Dive, Dive, Dive!

After a few days of mild weather, the mercury is once again creeping downward. Yesterday's forecast high was -12C and the low was -35C. It didn't quite get down to that I don't think but I don't ever think I've seen such a differential between the high and low.....anywhere. I can't say that I totally mind this. When temperatures rise too much this time of year, the weather can get quite unsettled. A couple years ago, the weather got really screwy. The mercury actually rose above the freezing mark in early February and you could hear dripping and trickling water as the snow melted. At this latitude events like that in the middle of winter just seemed plain wrong.

Oh yes, the unsettled weather. This tends to wreak havoc with flight schedules. Last week was a case in point. Arctic Bay was one of the only communities not under a blizzard warning last week but since Iqaluit was, what this meant for us was very few flights getting in to Nanisivik. A construction crew was due up here last week to fix the damage to our school from November's flood. The arrival of a sorely-needed photocopier has also been delayed. A couple staff members got stranded in Resolute on the trip home from Iqaluit and it looks like they will be there until Tuesday. As someone who has been stuck, stranded or delayed, I can totally sympathize. A third colleaugue is also down in Iqaluit at the moment with some students trying to make Nunavut's hockey team for next month's Arctic Winter Games.

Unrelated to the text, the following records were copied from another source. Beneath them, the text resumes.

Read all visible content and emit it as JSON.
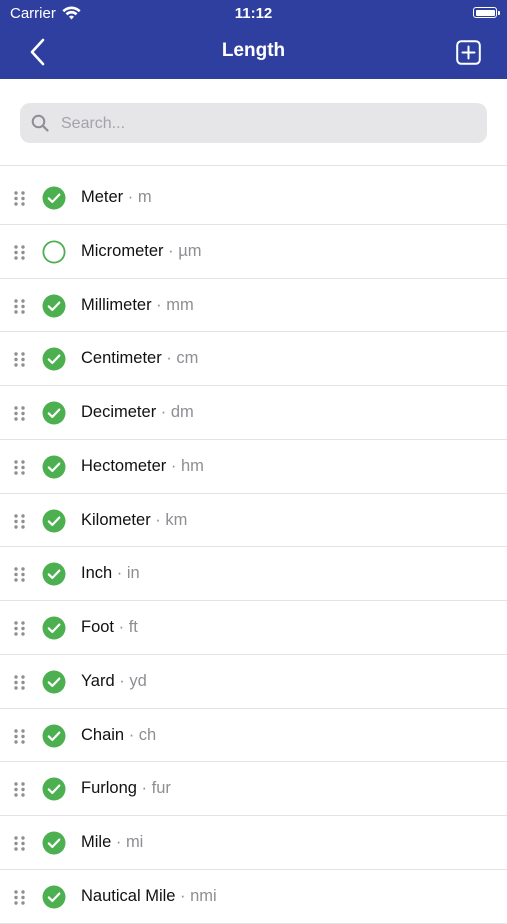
{
  "status_bar": {
    "carrier": "Carrier",
    "time": "11:12"
  },
  "nav": {
    "title": "Length",
    "back_icon": "chevron-left-icon",
    "add_icon": "plus-square-icon"
  },
  "search": {
    "placeholder": "Search...",
    "value": ""
  },
  "colors": {
    "header": "#2f3f9f",
    "check": "#4caf50",
    "separator": "#e3e3e6"
  },
  "units": [
    {
      "name": "Meter",
      "symbol": "m",
      "enabled": true
    },
    {
      "name": "Micrometer",
      "symbol": "µm",
      "enabled": false
    },
    {
      "name": "Millimeter",
      "symbol": "mm",
      "enabled": true
    },
    {
      "name": "Centimeter",
      "symbol": "cm",
      "enabled": true
    },
    {
      "name": "Decimeter",
      "symbol": "dm",
      "enabled": true
    },
    {
      "name": "Hectometer",
      "symbol": "hm",
      "enabled": true
    },
    {
      "name": "Kilometer",
      "symbol": "km",
      "enabled": true
    },
    {
      "name": "Inch",
      "symbol": "in",
      "enabled": true
    },
    {
      "name": "Foot",
      "symbol": "ft",
      "enabled": true
    },
    {
      "name": "Yard",
      "symbol": "yd",
      "enabled": true
    },
    {
      "name": "Chain",
      "symbol": "ch",
      "enabled": true
    },
    {
      "name": "Furlong",
      "symbol": "fur",
      "enabled": true
    },
    {
      "name": "Mile",
      "symbol": "mi",
      "enabled": true
    },
    {
      "name": "Nautical Mile",
      "symbol": "nmi",
      "enabled": true
    }
  ],
  "separator": " · "
}
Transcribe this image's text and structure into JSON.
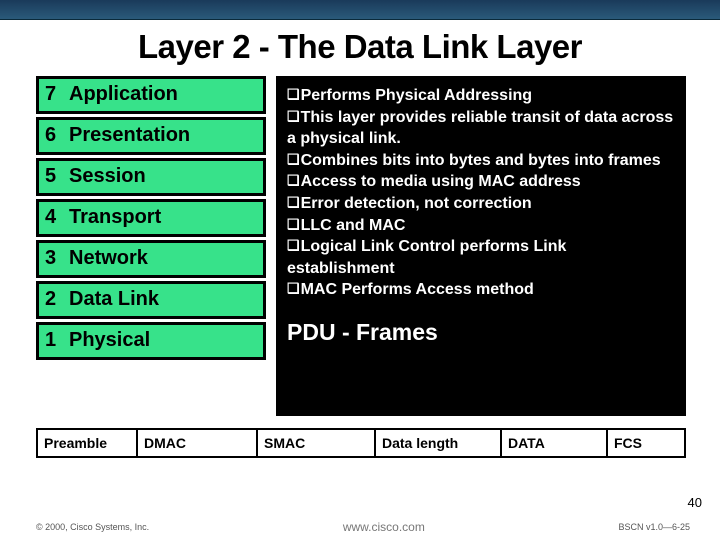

We've also picked up a little snow the past couple days and I had to rack my brain to remember the last we had had that much snow in one downfall. I think its myth that it was ever be too cold to snow but I do notice we get more when the mercury lies between say 0 and -10. I've seen snow in temperatures much colder than this but it tends to be smaller flakes and a lot less thick when it comes down. The kind of snow that makes for a lousy snowball fight. But I'd much rather have this than the sticky mud that comes in the spring.